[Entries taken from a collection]
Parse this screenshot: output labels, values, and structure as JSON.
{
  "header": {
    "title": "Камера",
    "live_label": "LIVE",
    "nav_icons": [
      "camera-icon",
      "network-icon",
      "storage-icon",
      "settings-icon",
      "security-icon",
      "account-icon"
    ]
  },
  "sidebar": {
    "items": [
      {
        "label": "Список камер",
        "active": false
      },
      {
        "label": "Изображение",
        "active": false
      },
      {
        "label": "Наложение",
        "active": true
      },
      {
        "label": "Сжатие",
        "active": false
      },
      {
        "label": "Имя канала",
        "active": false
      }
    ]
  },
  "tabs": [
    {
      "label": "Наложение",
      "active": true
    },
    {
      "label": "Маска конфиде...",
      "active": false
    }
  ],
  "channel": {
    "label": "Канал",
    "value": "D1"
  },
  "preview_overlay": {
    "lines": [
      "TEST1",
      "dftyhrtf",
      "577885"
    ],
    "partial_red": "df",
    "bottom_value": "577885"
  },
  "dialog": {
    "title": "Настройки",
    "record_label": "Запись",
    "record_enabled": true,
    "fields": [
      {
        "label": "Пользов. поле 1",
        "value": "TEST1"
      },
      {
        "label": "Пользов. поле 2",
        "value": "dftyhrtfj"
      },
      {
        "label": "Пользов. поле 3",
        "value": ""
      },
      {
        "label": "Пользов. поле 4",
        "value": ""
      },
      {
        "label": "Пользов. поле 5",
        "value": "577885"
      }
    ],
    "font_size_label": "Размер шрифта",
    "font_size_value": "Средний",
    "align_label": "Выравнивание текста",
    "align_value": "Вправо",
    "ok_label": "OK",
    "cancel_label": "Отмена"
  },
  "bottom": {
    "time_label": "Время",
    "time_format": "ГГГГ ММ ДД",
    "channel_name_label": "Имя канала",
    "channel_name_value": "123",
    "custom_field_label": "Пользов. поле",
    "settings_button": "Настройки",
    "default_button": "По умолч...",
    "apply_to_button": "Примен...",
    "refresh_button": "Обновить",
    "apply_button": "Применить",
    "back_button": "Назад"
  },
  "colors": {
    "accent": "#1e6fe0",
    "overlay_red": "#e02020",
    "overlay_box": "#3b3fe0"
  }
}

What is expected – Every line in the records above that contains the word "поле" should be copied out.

Exercise solution –
        "label": "Пользов. поле 1",
        "label": "Пользов. поле 2",
        "label": "Пользов. поле 3",
        "label": "Пользов. поле 4",
        "label": "Пользов. поле 5",
    "custom_field_label": "Пользов. поле",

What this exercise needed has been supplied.